Wednesday, June 08, 2011

Nationalise Southern Cross?

"We cannot just sit back and allow frail, vulnerable people to suffer, we want to see the Government taking emergency action to safeguard these residents who are all at risk - even if that means taking over the assets of these homes and running them as a going concern".  This statement is by Judy Downey, chair of the Relatives & Residents Association (R&RA)  on the BBC website here.

This is in the wake of today's 3000 job losses of staff employed by care home provider Southern Cross and the continued threat to its 31,000 elderly and vulnerable residents.

The care of the old and the infirm in our society should not be motivated by profit. British people (obviously not this current Tory led government) fully accepts this principle when it comes to the NHS but most don't "get it" with regard to other forms of caring for the elderly, the sick, the infirm and the disabled.

We forget or ignore that private sector companies only owe a duty of care to their shareholders. This duty is to maximise returns for them. So on the one hand, if you allow a massive social care organisation to be run by hedge funds and speculators ( or spivs and gamblers according to St Vince) then it is in the nature of the beast, that these companies will go bust from time to time. Regardless of the stress and trauma suffered by residents and staff from the threats of evictions and redundancy.  

Still, the government probably thinks that if Blue Cross folds due to financial mismanagement then there are still plenty of other privately run for profit schemes that residents can move into (e.g. see picture caption of home above NOT run by Southern Cross).


Robert said...

All you do with privatization is move these thugs into more secure jobs.

The problem is of course Councils do not want to run these homes or be involved with the difficulty of looking after some of the most disruptive disabled people.

The Charities/ government had hoped by giving the jobs to these firms they would some how employ people to do jobs, fully trained nurses found difficult, and of course both the council and the private firms found employing the right people at the min wage difficult, the training is wrong, if training is undertaken at all. The watch dog is toothless, these private firms had power because the council knew they had nowhere to put them.

These people who look after these disabled people need training need a professional body and they need decent wages to ensure people who come in are the right people.

These private forms came in because of care in the community, and I can remember the Stories of the care in the NHS

John's Little Sister said...

Local authorities are rapidly moving towards a position where all services will be provided by the private sector, not only care homes but all care provided to vulnerable and elderly people within the community. The principle of keeping people within their own homes for as long as possible is of course right but this is putting ennormous pressure on privately run care agencies who are (and I'm generalising here) not up to the task. Poor pay, poor or non existent training, high staff turnover is never going to result in a good service. Even the word 'services' is being removed from the vocabulary of local authorities as they rush to implement the Personalisation agenda...the privatisation of Adult Social Care is upon us and recent events within the private care sector I'm afraid are the tip of the iceburg.

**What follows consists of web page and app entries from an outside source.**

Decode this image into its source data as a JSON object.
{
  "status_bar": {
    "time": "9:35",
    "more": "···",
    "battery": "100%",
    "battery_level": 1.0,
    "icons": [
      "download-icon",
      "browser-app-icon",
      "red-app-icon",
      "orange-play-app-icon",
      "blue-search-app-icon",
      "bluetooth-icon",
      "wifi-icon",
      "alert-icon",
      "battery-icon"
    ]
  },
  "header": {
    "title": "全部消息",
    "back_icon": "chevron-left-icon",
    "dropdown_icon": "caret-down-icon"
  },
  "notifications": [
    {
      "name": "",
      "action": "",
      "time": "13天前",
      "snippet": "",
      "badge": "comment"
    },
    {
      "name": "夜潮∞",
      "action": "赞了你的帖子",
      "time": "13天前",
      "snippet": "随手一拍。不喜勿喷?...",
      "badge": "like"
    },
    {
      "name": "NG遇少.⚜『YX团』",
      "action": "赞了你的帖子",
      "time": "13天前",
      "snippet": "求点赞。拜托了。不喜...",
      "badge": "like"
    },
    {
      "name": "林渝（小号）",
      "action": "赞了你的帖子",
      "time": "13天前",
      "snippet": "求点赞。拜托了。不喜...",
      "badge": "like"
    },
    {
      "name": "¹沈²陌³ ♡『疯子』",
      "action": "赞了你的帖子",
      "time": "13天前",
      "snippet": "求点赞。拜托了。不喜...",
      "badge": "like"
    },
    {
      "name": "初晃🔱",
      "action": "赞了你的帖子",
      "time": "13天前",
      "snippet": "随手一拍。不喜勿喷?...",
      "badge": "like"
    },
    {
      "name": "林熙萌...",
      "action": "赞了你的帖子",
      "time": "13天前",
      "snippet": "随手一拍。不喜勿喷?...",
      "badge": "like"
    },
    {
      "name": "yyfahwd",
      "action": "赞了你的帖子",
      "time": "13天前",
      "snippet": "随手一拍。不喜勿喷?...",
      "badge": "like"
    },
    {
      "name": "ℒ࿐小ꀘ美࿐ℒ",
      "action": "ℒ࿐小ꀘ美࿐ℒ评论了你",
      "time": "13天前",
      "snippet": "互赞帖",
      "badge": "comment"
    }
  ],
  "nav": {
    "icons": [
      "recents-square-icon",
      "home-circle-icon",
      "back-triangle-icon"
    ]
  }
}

Conservative led councils aren't rolling over, they are gleefully seizing an opportunity to implement changes that previously would have been deemed politically too unpopular. They aren't fighting closures they are actively pursueing them.

John Gray said...

Hi Robert

There has to be proper regulation, governance and accountability of all organisations that provide social care (often at an eye watering cost to the public).

I agree that it is absolutely vital that all staff must be adequately trained, supported and paid.


Agreed (as always)